Making a personal budget that tracks our spending on the regular is one of those things that we’re always advised to do but rarely actuallydo. Unless, of course, you fall into one of the following groups: A) You’ve experienced the consequences of living without a budget and learned it’s a reckless way to live or B) You grew up in a household where money matters and budgeting tactics were discussed at the kitchen table.
For those of us who are new to the budgeting game, creating a budget from scratch can seem like an overwhelming situation. The silver lining is that you likely already have an option available to you that doesn’t require you to learn a new program. Yep, we’re talking about the simple, no-frills spreadsheet capabilities available on Microsoft Excel or Google Sheets. Setting up an Excel or Google Sheets budget might take some time at the beginning, but once you’ve gotten the hang of it, you’ll only have to update as you go along.
The following steps out to make it easy to get started:
Gather the right information
This one’s pretty self-explanatory. Gather the receipts from those restaurant dinners. Have the numbers on hand for your big-ticket items, like your loan repayment plan or recurring bills and utilities. Better yet, print your bank statements for the past month (or more) and highlight items with a different color for each category, like groceries, utilities, phone, and gas.
Establish your total income
Make note on Excel of how much income you have every month. So, if you get paid X amount every 15 of the month, make a column titled “Income,” with the amount on the cell to the right and the date(s) that you get paid. The key is to keep only one piece of information to each cell so that you can clearly tally totals and categorize things as need be.
List your set monthly expenses
Create a column on the left that lists any recurring and static monthly expenses that don’t fluctuate in amount. This would look a little something like rent/mortgage, phone bill, student loans, car payments, and insurance. Each of these items would be allotted their own cell on the spreadsheet with the numerical value for each bill on the cell to the immediate right.
Make sure to note due dates
For recurring payments, make a note of their respective due dates on the next column to the right of the dollar amount. It’s important to track when your bills are due because your ultimate goal is to pay them early, so you’re not stuck with late fees or scrambling to pay far too many bills at once, leaving you with a low cash flow.
List your monthly “allotments”
This is where you create another column with the remainder of your monthly expenses that are likely to fluctuate.

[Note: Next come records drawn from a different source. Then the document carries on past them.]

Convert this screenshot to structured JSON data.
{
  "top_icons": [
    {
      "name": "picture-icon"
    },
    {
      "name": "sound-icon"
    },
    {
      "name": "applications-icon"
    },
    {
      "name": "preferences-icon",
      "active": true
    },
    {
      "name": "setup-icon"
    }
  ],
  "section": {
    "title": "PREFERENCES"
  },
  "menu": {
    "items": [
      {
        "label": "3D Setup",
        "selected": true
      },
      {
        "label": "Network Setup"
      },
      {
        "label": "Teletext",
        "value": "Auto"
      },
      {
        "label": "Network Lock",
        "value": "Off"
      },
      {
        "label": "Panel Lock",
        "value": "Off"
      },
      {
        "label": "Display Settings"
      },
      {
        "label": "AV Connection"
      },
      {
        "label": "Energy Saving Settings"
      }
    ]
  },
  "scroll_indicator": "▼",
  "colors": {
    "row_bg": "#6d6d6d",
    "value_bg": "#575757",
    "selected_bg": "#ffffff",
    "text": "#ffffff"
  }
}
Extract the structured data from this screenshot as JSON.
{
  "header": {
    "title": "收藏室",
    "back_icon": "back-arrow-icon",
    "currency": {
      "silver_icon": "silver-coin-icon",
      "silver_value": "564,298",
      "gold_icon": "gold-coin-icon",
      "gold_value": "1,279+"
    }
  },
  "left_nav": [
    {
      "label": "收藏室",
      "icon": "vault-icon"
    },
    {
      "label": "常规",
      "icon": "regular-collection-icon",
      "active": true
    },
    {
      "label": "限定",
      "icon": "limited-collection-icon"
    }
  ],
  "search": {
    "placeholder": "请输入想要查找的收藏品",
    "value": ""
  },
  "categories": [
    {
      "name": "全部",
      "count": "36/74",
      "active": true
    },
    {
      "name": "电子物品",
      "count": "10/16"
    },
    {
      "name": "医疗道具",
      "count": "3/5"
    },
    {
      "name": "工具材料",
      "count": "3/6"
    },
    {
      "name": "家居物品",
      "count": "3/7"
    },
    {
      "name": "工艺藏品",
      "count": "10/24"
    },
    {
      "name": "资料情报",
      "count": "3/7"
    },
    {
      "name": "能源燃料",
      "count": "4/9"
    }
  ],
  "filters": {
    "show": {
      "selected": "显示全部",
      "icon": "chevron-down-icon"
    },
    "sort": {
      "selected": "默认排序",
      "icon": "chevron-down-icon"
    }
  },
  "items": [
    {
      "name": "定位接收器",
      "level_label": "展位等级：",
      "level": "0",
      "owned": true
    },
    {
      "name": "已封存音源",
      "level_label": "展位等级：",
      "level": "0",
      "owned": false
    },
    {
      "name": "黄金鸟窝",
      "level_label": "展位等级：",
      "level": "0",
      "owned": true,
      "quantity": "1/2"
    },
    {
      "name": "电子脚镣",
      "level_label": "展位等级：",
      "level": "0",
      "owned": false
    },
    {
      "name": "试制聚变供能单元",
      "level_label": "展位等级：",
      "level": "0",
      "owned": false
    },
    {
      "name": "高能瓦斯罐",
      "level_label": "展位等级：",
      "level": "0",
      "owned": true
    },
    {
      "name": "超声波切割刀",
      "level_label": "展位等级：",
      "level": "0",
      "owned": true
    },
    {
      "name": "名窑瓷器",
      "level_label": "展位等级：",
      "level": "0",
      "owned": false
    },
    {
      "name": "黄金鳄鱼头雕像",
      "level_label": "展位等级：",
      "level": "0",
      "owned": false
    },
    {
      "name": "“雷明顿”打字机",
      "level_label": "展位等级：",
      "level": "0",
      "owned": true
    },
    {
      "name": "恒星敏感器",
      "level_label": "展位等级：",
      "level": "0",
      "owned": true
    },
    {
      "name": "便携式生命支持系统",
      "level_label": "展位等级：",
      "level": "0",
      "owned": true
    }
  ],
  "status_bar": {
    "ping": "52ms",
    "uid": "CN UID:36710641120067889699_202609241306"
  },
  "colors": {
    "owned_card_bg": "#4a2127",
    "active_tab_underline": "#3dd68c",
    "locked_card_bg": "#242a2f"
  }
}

This could include things like groceries, gas money, takeout dinner, and toiletries. Don’t forget to include your “fun fund,” either, which can include expenses like brunch with friends or clothes shopping. Tally them together in a column like you did with your static bills.
Then, give yourself an estimated budget or “allotment” you’re hoping to stay under for each category. List this in the cell to the right of each category. Finally, create another column to the right of that cell which details how much you’ve actually spent on these items. You’ll be calculating this throughout the month or at the end to see where you’re at.
The AutoSum or SUM formula does the work
This is the final and key piece to making a budget on a spreadsheet worth your time. Excel’s total AutoSum formula makes it super easy to automatically calculate numerical totals in a row or column of cells that you highlight. You can also select different cells and set up a mathematical formula that calculates a total using the values you input in those cells. (More on how to set up the formula here.)
For instance, if you want to calculate the total amount you’ve allotted for your miscellaneous expenses, you’d do the following:
- Click the cell immediately below the column of values listed as miscellaneous expenses. This is where the formula will be saved.
- Then, highlight all of the values in the column above it. This will create a formula that might look something like, “=SUM(E2+E7),” with “E2” and “E7” reflecting the individual cells you’ve decided to tally.
In using the AutoSum formula, you can tally the total amount you’re spending in categories as well as how you’re doing with your spending compared to your total income. Play around with the formulas and use as few or as many as you’d like. The great thing is that totals will be automatically calculated for you as soon as you input a value in a cell.
Those are the budgeting basics! Go ahead and play around with your own categories and see what setups work best for you. Remember, it doesn’t have to look pretty. It just has to get the job done.